And so it was last week at the El Cajon pro 1-2 crit, a fast and furious affair in which the nation's finest waged battle against the local hakfuks. Saturn, Mercury, and 7-Up showed up in full force, along with our local heroes from Dr. Dennis Livedink's Pig Iron Corp. and B-3 Liposuck. They bumped and grinded for 70 minutes and it was fun to watch. But for MKA, the real action was between Cleveland and Labor's hard charging peacenik, Texa-Furrball. TFB has vowed that the day Cleveland beats him in a crit is the day TFB cuts off his goldilocks (with a blowtorch) and starts riding his bike every now and again. You could feel the tension as these two heavyweights exchanged blows. Ali vs. Frazier? Jan vs. Dean? Tom vs. Jerry? Yahweh vs. Satan? Spy vs. Spy? Fuhget about it. This was epic.

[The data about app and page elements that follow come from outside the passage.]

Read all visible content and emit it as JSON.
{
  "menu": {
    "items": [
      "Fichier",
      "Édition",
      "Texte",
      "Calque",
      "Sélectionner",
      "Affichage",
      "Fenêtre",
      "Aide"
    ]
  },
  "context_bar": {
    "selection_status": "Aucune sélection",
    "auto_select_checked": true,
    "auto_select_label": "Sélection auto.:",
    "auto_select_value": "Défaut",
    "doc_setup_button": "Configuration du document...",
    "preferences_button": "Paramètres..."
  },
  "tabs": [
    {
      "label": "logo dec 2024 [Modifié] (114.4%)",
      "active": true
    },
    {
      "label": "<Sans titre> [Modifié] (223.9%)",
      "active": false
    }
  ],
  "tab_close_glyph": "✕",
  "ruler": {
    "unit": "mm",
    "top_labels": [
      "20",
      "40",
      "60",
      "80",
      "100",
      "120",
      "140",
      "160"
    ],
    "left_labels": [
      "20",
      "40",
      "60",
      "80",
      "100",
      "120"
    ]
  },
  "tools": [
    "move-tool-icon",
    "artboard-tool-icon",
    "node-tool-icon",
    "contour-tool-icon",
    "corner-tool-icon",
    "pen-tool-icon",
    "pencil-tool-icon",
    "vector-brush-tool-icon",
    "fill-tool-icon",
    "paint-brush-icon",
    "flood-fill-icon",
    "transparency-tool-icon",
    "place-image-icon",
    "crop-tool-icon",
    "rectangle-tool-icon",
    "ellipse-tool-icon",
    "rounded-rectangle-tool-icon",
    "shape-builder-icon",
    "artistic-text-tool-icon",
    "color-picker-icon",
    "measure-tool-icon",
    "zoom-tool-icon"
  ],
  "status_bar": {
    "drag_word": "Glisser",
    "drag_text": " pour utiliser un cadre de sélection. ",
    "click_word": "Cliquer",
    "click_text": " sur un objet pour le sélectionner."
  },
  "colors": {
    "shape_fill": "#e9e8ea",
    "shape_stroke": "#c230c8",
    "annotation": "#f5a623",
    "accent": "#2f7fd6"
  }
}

MKA was fiddle-fartin' when the show ended, so I missed the finale. I tracked down Cleveland in the warm down. He read my mind, and began to rant: "That little rat tailed dirt ball! Everybody hates him. He's pissin' everybody off. Even JB. He's chopping, he doesn't know how to handle a bike." MKA deduced that Cleveland had again lost to his arch rival, but only because Foohball rode more aggressively when it counted, that is, he cheated. But wait a minute. I'm looking around and seeing guys with names like Klasna, Bashati, Bouchard-Hall, Horner, Hippstar -- celebrities who have had their picture taken in Velo News ferchrist, and Cleveland, with the 12k dream, is positively fixated on the likes of a scrawny little scrapper like Furrball, who two weeks ago got dropped at Como Worlds. The insanity.
And then it struck me -- this is why Cleveland, the patron saint of all 12k Dreamers, is Labor's Title Sponsor. He shares Labor's delusions, no, he reinforces them, he enables them. Labor firmly believes that only Labor matters. That unless you're Labor, you're a pretender. Cleveland was right to focus on Labor. His emotion was not wasted. He should've been upset. The pros from Saturn, Liquid Heavy Metal and Bubble-Up were not important. The only thing that mattered was beating Labor. This is the stuff of which dreams are made and without them, and their sponsors, like Cleveland, things would fall apart, the center would not hold, and like Yeats warned, the dreamer would not hear the dreamweaver. MKA Dreammaker, 2/02